┏━━

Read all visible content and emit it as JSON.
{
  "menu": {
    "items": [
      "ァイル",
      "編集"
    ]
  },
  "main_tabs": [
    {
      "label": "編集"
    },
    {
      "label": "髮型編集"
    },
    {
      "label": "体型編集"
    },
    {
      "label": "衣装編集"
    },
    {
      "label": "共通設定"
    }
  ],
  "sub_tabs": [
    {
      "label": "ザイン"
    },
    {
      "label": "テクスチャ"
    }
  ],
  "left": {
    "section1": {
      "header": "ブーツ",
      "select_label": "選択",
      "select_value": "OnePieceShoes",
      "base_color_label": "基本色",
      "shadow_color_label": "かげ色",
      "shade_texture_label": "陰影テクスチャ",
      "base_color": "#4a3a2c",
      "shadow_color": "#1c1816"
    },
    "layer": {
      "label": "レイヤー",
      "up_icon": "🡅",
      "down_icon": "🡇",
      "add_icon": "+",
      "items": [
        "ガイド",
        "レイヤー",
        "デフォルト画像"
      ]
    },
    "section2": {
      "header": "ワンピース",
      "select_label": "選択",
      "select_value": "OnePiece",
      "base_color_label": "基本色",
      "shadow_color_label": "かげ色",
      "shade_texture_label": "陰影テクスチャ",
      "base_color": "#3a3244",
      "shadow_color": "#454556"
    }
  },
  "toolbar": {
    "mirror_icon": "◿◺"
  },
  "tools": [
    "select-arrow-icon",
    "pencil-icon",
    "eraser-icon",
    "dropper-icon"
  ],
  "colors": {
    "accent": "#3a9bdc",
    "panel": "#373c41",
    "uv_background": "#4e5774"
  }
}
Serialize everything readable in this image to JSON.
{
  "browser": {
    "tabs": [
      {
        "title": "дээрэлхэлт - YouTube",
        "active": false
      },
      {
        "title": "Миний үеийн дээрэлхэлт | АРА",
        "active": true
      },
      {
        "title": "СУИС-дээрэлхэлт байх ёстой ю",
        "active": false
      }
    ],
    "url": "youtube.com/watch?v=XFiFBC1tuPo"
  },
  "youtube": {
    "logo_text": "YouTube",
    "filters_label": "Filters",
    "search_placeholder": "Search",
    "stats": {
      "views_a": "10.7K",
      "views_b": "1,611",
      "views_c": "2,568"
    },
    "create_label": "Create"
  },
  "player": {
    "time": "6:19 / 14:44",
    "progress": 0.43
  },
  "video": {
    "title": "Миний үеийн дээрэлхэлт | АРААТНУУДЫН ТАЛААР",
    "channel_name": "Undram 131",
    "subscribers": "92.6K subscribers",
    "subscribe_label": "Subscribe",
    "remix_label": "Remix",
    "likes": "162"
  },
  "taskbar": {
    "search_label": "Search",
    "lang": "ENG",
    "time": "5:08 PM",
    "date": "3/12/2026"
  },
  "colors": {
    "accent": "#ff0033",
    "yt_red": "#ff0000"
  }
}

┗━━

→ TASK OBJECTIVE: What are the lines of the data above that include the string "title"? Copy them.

→ RESPONSE:
        "title": "дээрэлхэлт - YouTube",
        "title": "Миний үеийн дээрэлхэлт | АРА",
        "title": "СУИС-дээрэлхэлт байх ёстой ю",
    "title": "Миний үеийн дээрэлхэлт | АРААТНУУДЫН ТАЛААР",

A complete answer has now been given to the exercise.